## Exercise data
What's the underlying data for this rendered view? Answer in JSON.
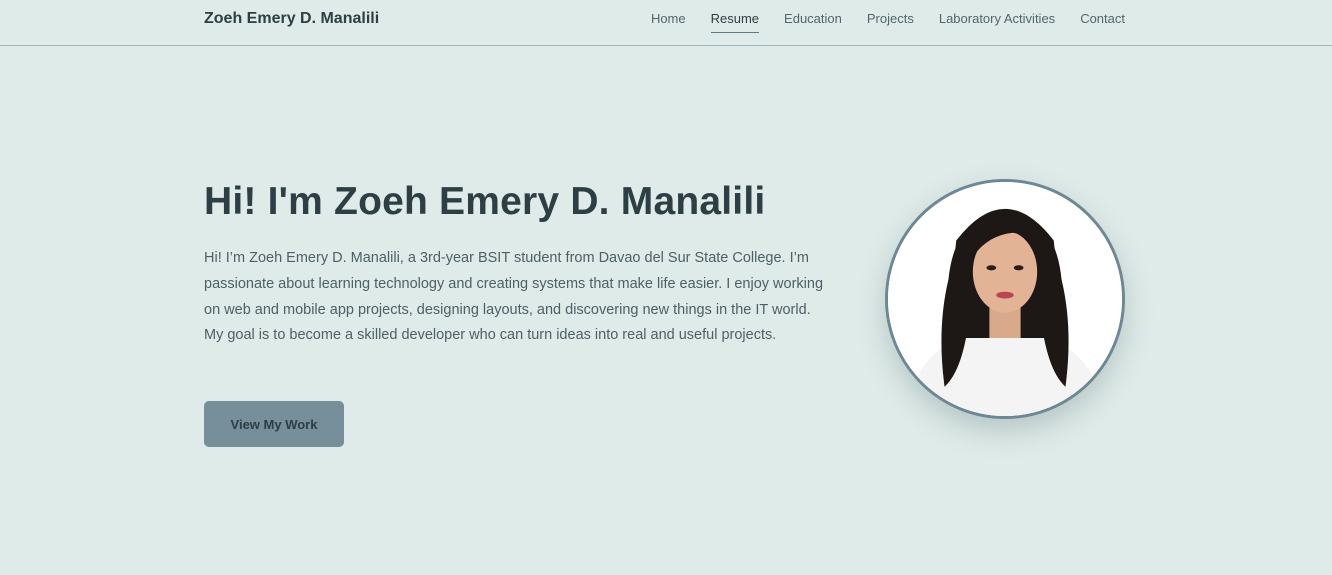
{
  "header": {
    "brand": "Zoeh Emery D. Manalili",
    "nav": [
      {
        "label": "Home"
      },
      {
        "label": "Resume"
      },
      {
        "label": "Education"
      },
      {
        "label": "Projects"
      },
      {
        "label": "Laboratory Activities"
      },
      {
        "label": "Contact"
      }
    ],
    "active_nav": "Resume"
  },
  "hero": {
    "title": "Hi! I'm Zoeh Emery D. Manalili",
    "intro": "Hi! I’m Zoeh Emery D. Manalili, a 3rd-year BSIT student from Davao del Sur State College. I’m passionate about learning technology and creating systems that make life easier. I enjoy working on web and mobile app projects, designing layouts, and discovering new things in the IT world. My goal is to become a skilled developer who can turn ideas into real and useful projects.",
    "cta_label": "View My Work"
  },
  "colors": {
    "background": "#dfebe8",
    "text_dark": "#2d3e45",
    "button": "#778e9b",
    "avatar_border": "#6d8794"
  }
}
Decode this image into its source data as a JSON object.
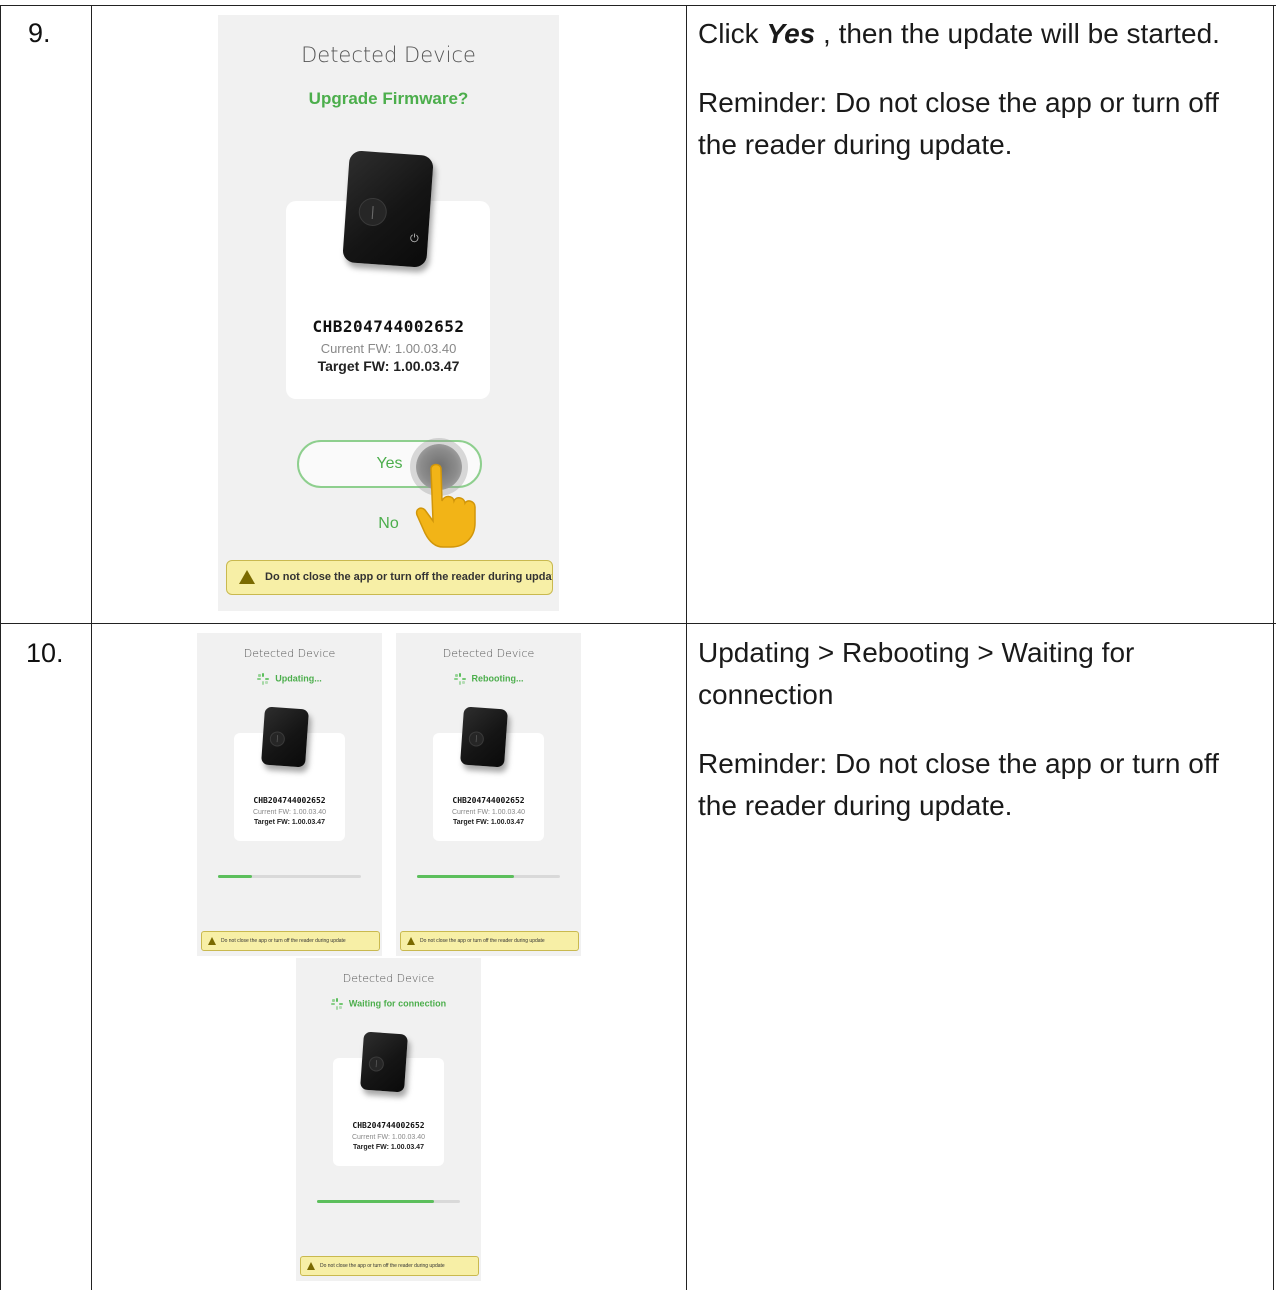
{
  "steps": [
    {
      "number": "9.",
      "description": {
        "line1_prefix": "Click ",
        "line1_emph": "Yes",
        "line1_suffix": " , then the update will be started.",
        "reminder": "Reminder: Do not close the app or turn off the reader during update."
      },
      "screen": {
        "title": "Detected Device",
        "status": "Upgrade Firmware?",
        "serial": "CHB204744002652",
        "current_fw": "Current FW: 1.00.03.40",
        "target_fw": "Target FW: 1.00.03.47",
        "yes_label": "Yes",
        "no_label": "No",
        "warning": "Do not close the app or turn off the reader during update"
      }
    },
    {
      "number": "10.",
      "description": {
        "line1": "Updating > Rebooting > Waiting for connection",
        "reminder": "Reminder: Do not close the app or turn off the reader during update."
      },
      "screens": [
        {
          "title": "Detected Device",
          "status": "Updating...",
          "serial": "CHB204744002652",
          "current_fw": "Current FW: 1.00.03.40",
          "target_fw": "Target FW: 1.00.03.47",
          "progress": 0.24,
          "warning": "Do not close the app or turn off the reader during update"
        },
        {
          "title": "Detected Device",
          "status": "Rebooting...",
          "serial": "CHB204744002652",
          "current_fw": "Current FW: 1.00.03.40",
          "target_fw": "Target FW: 1.00.03.47",
          "progress": 0.68,
          "warning": "Do not close the app or turn off the reader during update"
        },
        {
          "title": "Detected Device",
          "status": "Waiting for connection",
          "serial": "CHB204744002652",
          "current_fw": "Current FW: 1.00.03.40",
          "target_fw": "Target FW: 1.00.03.47",
          "progress": 0.82,
          "warning": "Do not close the app or turn off the reader during update"
        }
      ]
    }
  ],
  "colors": {
    "accent_green": "#4cae4c",
    "warning_bg": "#f7efa6",
    "touch_hand": "#f2b417"
  },
  "icons": [
    "warning-icon",
    "spinner-icon",
    "touch-hand-icon",
    "nfc-icon",
    "power-icon"
  ]
}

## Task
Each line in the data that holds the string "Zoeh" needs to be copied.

## Task answer
    "brand": "Zoeh Emery D. Manalili",
    "title": "Hi! I'm Zoeh Emery D. Manalili",
    "intro": "Hi! I’m Zoeh Emery D. Manalili, a 3rd-year BSIT student from Davao del Sur State College. I’m passionate about learning technology and creating systems that make life easier. I enjoy working on web and mobile app projects, designing layouts, and discovering new things in the IT world. My goal is to become a skilled developer who can turn ideas into real and useful projects.",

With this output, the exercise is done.